OT, DC athletes return to campus

The sounds of sports are filling the halls the athletic facilities on campus again.

After a second provincewide lockdown that spanned more than 60 days, student-athletes for both the Durham Lords and Ontario Tech Ridgebacks are returning to campus to train.

Athletes made their way back to campus in the first week of March.

“It feels good…it feels everything is starting to get back to normal a little bit,” said Ridgebacks basketball standout, AJ Cummings.

As expected, the players have to meet safety protocols to practise.

When athletes arrive at the Campus Recreation and Wellness Centre, Campus Ice Centre and Campus Fieldhouse they have their temperature taken and are asked a series of questions about potential COVID-19 exposure before they’re allowed to enter the building. They’re then greeted by their athletic training staff and repeat the process again before they can begin to practise.

They’re also expected to wear a mask and maintain a safe distance when possible.

The Ontario Tech men’s basketball team has also implemented a bubble after head coach Greg Francis urged them to keep their social circles tight.

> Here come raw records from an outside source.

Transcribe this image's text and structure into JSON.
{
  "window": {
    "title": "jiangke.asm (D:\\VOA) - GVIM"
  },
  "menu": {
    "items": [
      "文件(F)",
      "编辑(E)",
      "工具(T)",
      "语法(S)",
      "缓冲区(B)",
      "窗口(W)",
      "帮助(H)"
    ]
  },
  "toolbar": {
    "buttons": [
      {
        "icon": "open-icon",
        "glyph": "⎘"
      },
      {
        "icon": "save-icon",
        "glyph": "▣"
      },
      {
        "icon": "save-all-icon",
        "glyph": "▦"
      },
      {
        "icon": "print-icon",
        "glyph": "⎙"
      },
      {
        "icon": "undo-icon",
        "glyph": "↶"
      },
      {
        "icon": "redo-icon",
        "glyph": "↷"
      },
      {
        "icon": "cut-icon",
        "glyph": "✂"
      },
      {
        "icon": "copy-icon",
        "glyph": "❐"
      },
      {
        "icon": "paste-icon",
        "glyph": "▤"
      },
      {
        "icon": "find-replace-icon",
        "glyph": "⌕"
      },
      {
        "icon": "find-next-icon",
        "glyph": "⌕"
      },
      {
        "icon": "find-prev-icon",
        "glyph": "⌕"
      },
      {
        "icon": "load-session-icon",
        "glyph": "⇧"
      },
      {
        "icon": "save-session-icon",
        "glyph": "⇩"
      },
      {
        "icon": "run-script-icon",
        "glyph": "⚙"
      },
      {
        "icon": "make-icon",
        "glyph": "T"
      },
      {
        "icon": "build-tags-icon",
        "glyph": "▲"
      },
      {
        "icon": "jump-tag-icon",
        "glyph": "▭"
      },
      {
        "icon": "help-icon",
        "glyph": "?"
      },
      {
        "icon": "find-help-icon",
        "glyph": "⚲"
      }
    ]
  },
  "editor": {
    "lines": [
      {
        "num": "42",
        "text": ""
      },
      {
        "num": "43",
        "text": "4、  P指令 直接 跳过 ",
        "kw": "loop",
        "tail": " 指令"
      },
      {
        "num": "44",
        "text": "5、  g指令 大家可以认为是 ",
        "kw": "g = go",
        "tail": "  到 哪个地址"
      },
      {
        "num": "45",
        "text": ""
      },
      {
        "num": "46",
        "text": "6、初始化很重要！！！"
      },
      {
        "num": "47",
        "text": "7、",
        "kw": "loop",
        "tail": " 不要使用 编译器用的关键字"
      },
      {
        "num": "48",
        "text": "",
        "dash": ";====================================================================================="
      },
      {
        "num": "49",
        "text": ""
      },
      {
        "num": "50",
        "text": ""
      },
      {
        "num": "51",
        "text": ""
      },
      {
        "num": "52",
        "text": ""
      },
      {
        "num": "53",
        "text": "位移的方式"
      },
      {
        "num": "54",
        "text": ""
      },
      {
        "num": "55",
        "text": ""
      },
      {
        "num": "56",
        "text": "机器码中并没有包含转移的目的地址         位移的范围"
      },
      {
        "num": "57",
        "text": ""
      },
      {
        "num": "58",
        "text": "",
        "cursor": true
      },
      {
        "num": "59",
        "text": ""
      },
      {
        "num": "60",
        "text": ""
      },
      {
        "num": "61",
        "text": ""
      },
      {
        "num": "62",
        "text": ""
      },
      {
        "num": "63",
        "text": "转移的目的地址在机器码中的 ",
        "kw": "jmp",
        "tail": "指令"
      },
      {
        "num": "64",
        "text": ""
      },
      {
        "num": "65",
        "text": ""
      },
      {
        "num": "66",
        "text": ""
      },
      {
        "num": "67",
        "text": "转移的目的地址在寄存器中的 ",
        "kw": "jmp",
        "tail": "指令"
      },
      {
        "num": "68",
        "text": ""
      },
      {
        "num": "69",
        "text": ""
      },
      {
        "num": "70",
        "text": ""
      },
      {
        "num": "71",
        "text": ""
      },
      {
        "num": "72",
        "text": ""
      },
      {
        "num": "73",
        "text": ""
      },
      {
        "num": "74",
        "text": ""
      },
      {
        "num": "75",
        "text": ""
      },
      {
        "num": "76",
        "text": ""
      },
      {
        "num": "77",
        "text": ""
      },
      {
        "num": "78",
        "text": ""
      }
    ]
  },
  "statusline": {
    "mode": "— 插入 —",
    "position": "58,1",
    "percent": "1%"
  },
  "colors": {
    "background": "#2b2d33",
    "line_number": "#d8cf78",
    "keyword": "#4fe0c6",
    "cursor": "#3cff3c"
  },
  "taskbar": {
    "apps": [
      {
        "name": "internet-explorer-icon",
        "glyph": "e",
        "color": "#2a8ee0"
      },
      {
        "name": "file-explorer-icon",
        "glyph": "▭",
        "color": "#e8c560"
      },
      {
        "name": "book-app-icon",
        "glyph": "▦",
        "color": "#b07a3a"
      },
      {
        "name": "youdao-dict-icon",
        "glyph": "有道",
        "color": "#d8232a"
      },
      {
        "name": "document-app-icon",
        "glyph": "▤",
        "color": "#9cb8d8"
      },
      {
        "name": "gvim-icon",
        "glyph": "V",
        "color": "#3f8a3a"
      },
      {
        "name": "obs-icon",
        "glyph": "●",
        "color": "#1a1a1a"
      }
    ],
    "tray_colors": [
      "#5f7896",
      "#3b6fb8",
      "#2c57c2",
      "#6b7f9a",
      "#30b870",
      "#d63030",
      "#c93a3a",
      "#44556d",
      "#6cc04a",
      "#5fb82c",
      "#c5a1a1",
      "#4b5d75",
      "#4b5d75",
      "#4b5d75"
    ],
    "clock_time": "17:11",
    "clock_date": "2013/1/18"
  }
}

“The bubble has put a little bit of trust in our team since no one has really had a scare,” said Ridgebacks’ newcomer Anthony Pate.

Cummings adds the team has been good about avoiding situations that could jeopardize their return to campus.

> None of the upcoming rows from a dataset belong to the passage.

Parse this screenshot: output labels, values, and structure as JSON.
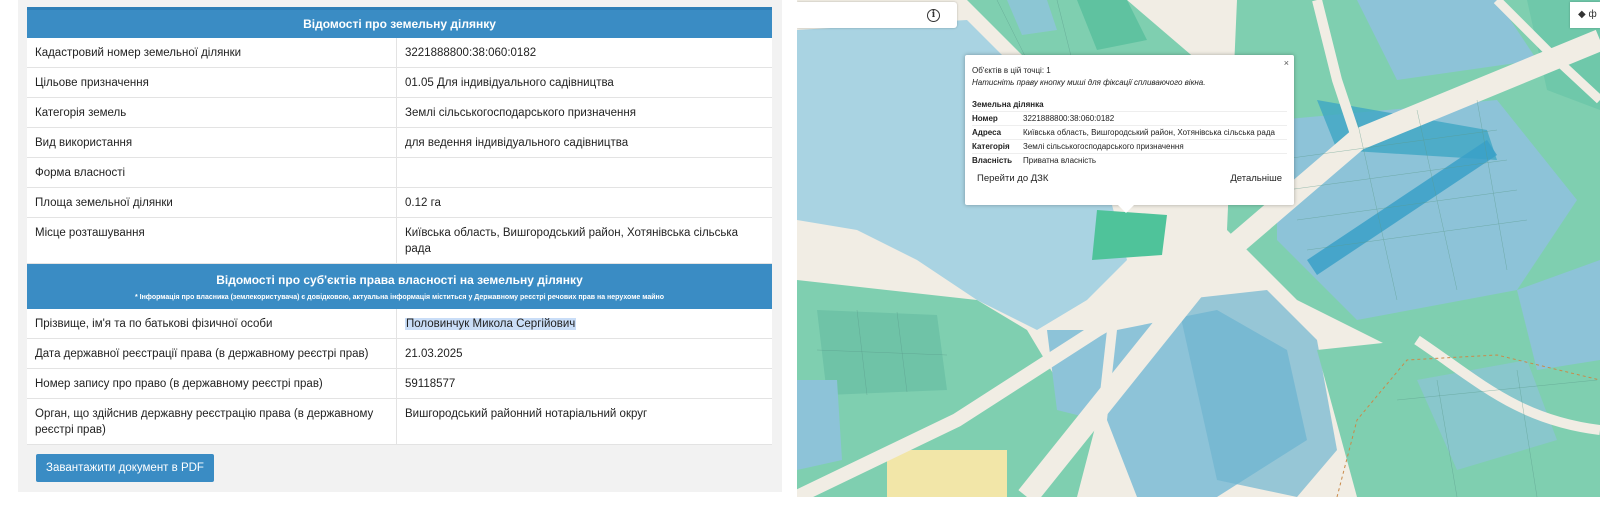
{
  "parcel_info": {
    "header": "Відомості про земельну ділянку",
    "rows": [
      {
        "label": "Кадастровий номер земельної ділянки",
        "value": "3221888800:38:060:0182"
      },
      {
        "label": "Цільове призначення",
        "value": "01.05 Для індивідуального садівництва"
      },
      {
        "label": "Категорія земель",
        "value": "Землі сільськогосподарського призначення"
      },
      {
        "label": "Вид використання",
        "value": "для ведення індивідуального садівництва"
      },
      {
        "label": "Форма власності",
        "value": ""
      },
      {
        "label": "Площа земельної ділянки",
        "value": "0.12 га"
      },
      {
        "label": "Місце розташування",
        "value": "Київська область, Вишгородський район, Хотянівська сільська рада"
      }
    ]
  },
  "ownership_info": {
    "header": "Відомості про суб'єктів права власності на земельну ділянку",
    "note": "* Інформація про власника (землекористувача) є довідковою, актуальна інформація міститься у Державному реєстрі речових прав на нерухоме майно",
    "rows": [
      {
        "label": "Прізвище, ім'я та по батькові фізичної особи",
        "value": "Половинчук Микола Сергійович"
      },
      {
        "label": "Дата державної реєстрації права (в державному реєстрі прав)",
        "value": "21.03.2025"
      },
      {
        "label": "Номер запису про право (в державному реєстрі прав)",
        "value": "59118577"
      },
      {
        "label": "Орган, що здійснив державну реєстрацію права (в державному реєстрі прав)",
        "value": "Вишгородський районний нотаріальний округ"
      }
    ]
  },
  "download_button": "Завантажити документ в PDF",
  "map": {
    "info_icon_glyph": "i",
    "layer_button_label": "◆ ф",
    "popup": {
      "close": "×",
      "objects_count": "Об'єктів в цій точці: 1",
      "hint": "Натисніть праву кнопку миші для фіксації спливаючого вікна.",
      "title": "Земельна ділянка",
      "rows": [
        {
          "label": "Номер",
          "value": "3221888800:38:060:0182"
        },
        {
          "label": "Адреса",
          "value": "Київська область, Вишгородський район, Хотянівська сільська рада"
        },
        {
          "label": "Категорія",
          "value": "Землі сільськогосподарського призначення"
        },
        {
          "label": "Власність",
          "value": "Приватна власність"
        }
      ],
      "link_dzk": "Перейти до ДЗК",
      "link_details": "Детальніше"
    }
  },
  "colors": {
    "accent": "#3a8cc4",
    "selection": "#c9ddf7",
    "parcel_green": "#7fcfb0",
    "parcel_blue": "#8dc3d8",
    "water": "#a9d3e2",
    "road": "#f1ede4"
  }
}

During the first lockdown, teams used Zoom to keep tabs on their players throughout the summer. During the most recent lockdown, almost every team activity made its way to the online platform. This includes weight training sessions, weekly team check-ins, team meetings, trivia nights and more, according to Cassidy Nicholson-Clarke, fourth-year Durham Lords’ volleyball player.

With all the sports seasons being cancelled, practices are still a source of joy for the athletes, and hold a special place for athletes who may not be returning next year.

“This is something I really wanted to do,” said Nicholson-Clarke. “Just to be able to go back and play volleyball, even it’s for half-an-hour, an hour-and-a-half, it’s just really good to be back in the gym.”

With no exhibition games on the horizon for either school, athletes may have to wait until fall semester to have live action again, but the student-athletes are finding the positives in the cancelled season.

“It’s making easier to part ways to ways with it, since it’s not a true season, it’s just a stepping stone,” says Nicholson-Clarke.